The film instead chases its tail in conversation and scenes that look like Lifetime reruns of domestic small-town drama, interspersed with curiously bad SyFy Channel-style renditions of Heaven. As this mediocre drama droned on, I began asking myself why I was seeing this on a theater screen instead of a TV, why it cost $12 million to produce, and whether or not this was going to rise above the shortcomings of the Hallmark Movie. My latter questions were answered by the arrival of peppy Christian Rock playing exuberantly over the end credits, much to my chagrin.

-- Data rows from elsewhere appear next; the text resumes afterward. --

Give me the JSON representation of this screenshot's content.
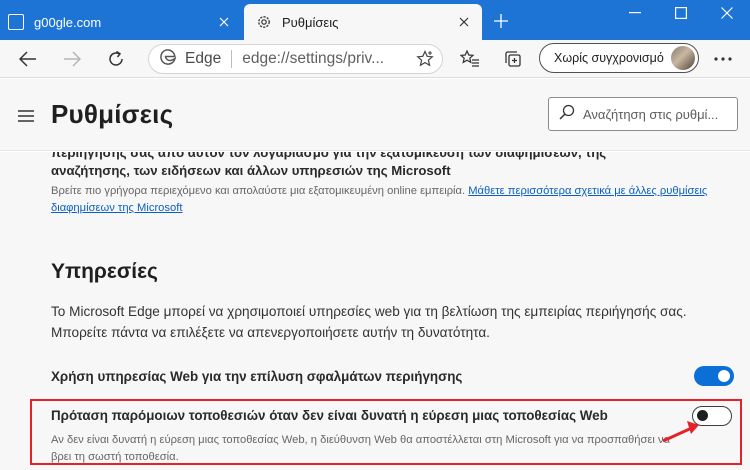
{
  "tabs": [
    {
      "label": "g00gle.com",
      "active": false
    },
    {
      "label": "Ρυθμίσεις",
      "active": true
    }
  ],
  "toolbar": {
    "address_brand": "Edge",
    "url_scheme": "edge://",
    "url_rest": "settings/priv...",
    "sync_label": "Χωρίς συγχρονισμό"
  },
  "header": {
    "title": "Ρυθμίσεις",
    "search_placeholder": "Αναζήτηση στις ρυθμί..."
  },
  "content": {
    "cut_line_1": "περιήγησης σας από αυτόν τον λογαριασμό για την εξατομίκευση των διαφημίσεων, της",
    "cut_line_2": "αναζήτησης, των ειδήσεων και άλλων υπηρεσιών της Microsoft",
    "personalize_desc": "Βρείτε πιο γρήγορα περιεχόμενο και απολαύστε μια εξατομικευμένη online εμπειρία.",
    "learn_more_link": "Μάθετε περισσότερα σχετικά με άλλες ρυθμίσεις διαφημίσεων της Microsoft",
    "section_title": "Υπηρεσίες",
    "section_desc": "Το Microsoft Edge μπορεί να χρησιμοποιεί υπηρεσίες web για τη βελτίωση της εμπειρίας περιήγησής σας. Μπορείτε πάντα να επιλέξετε να απενεργοποιήσετε αυτήν τη δυνατότητα.",
    "settings": [
      {
        "label": "Χρήση υπηρεσίας Web για την επίλυση σφαλμάτων περιήγησης",
        "enabled": true
      },
      {
        "label": "Πρόταση παρόμοιων τοποθεσιών όταν δεν είναι δυνατή η εύρεση μιας τοποθεσίας Web",
        "description": "Αν δεν είναι δυνατή η εύρεση μιας τοποθεσίας Web, η διεύθυνση Web θα αποστέλλεται στη Microsoft για να προσπαθήσει να βρει τη σωστή τοποθεσία.",
        "enabled": false
      }
    ]
  },
  "colors": {
    "titlebar": "#1e74d4",
    "accent": "#0b6fd6",
    "highlight": "#e5212a"
  }
}
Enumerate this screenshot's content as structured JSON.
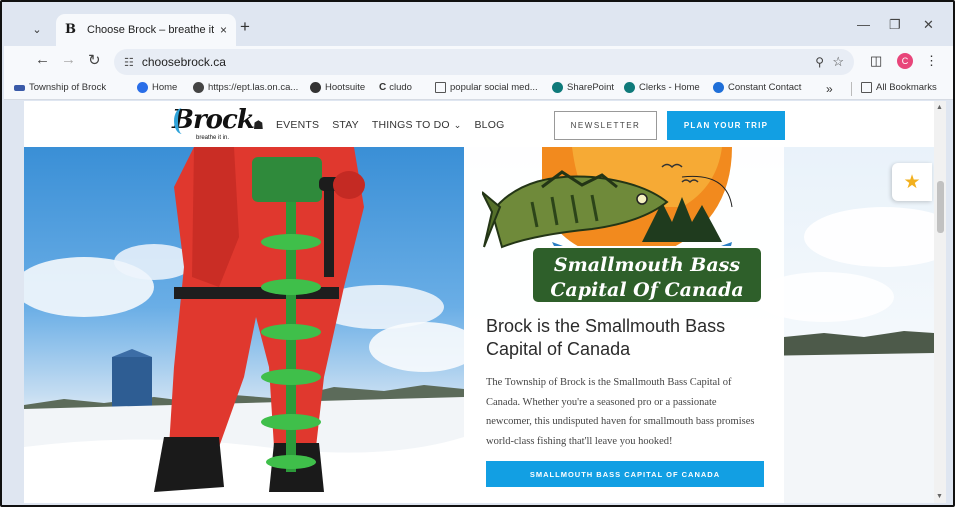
{
  "browser": {
    "tab_title": "Choose Brock – breathe it in",
    "tab_close": "×",
    "new_tab": "+",
    "tab_favicon": "B",
    "url": "choosebrock.ca",
    "profile_initial": "C",
    "bookmarks": [
      {
        "label": "Township of Brock",
        "icon": "township-icon",
        "color": "#3a5aa8"
      },
      {
        "label": "Home",
        "icon": "home-globe-icon",
        "color": "#2a6ee8"
      },
      {
        "label": "https://ept.las.on.ca...",
        "icon": "globe-icon",
        "color": "#444444"
      },
      {
        "label": "Hootsuite",
        "icon": "owl-icon",
        "color": "#333333"
      },
      {
        "label": "cludo",
        "icon": "cludo-icon",
        "color": "#111111"
      },
      {
        "label": "popular social med...",
        "icon": "folder-icon",
        "color": "#555555"
      },
      {
        "label": "SharePoint",
        "icon": "sharepoint-icon",
        "color": "#0f7a7a"
      },
      {
        "label": "Clerks - Home",
        "icon": "sharepoint-icon",
        "color": "#0f7a7a"
      },
      {
        "label": "Constant Contact",
        "icon": "constant-contact-icon",
        "color": "#1f6fd8"
      }
    ],
    "more_bookmarks": "»",
    "all_bookmarks": "All Bookmarks"
  },
  "site": {
    "logo_word": "Brock",
    "logo_tagline": "breathe it in.",
    "nav": {
      "events": "EVENTS",
      "stay": "STAY",
      "things_to_do": "THINGS TO DO",
      "blog": "BLOG"
    },
    "newsletter_button": "NEWSLETTER",
    "plan_button": "PLAN YOUR TRIP"
  },
  "hero": {
    "badge_line1": "Smallmouth Bass",
    "badge_line2": "Capital Of Canada",
    "headline": "Brock is the Smallmouth Bass Capital of Canada",
    "body": "The Township of Brock is the Smallmouth Bass Capital of Canada. Whether you're a seasoned pro or a passionate newcomer, this undisputed haven for smallmouth bass promises world-class fishing that'll leave you hooked!",
    "cta": "SMALLMOUTH BASS CAPITAL OF CANADA"
  },
  "colors": {
    "accent": "#129fe3",
    "badge_green": "#2e5f2a",
    "badge_orange": "#f28a1e"
  }
}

The only life breathing in this otherwise dead, soulless exercise in Bible beating is Greg Kinnear as the local pastor, baseball coach and father of the young lad in question.  He does what he can with a role this flat, and like all great actors manages to cry on command. It's a shame, considering how high Kinnear rose to credibility with his brilliant portrait of troubled actor Bob Crane in Paul Schrader's 'Auto Focus'. 

Everyone else is basically thankless, although to be fair, the casting director succeeded in finding a child actor who looks like the real boy who claimed he went to Heaven and back.  It's too bad this film doesn't come anywhere near the realm implied in it's title.

-Andrew Kotwicki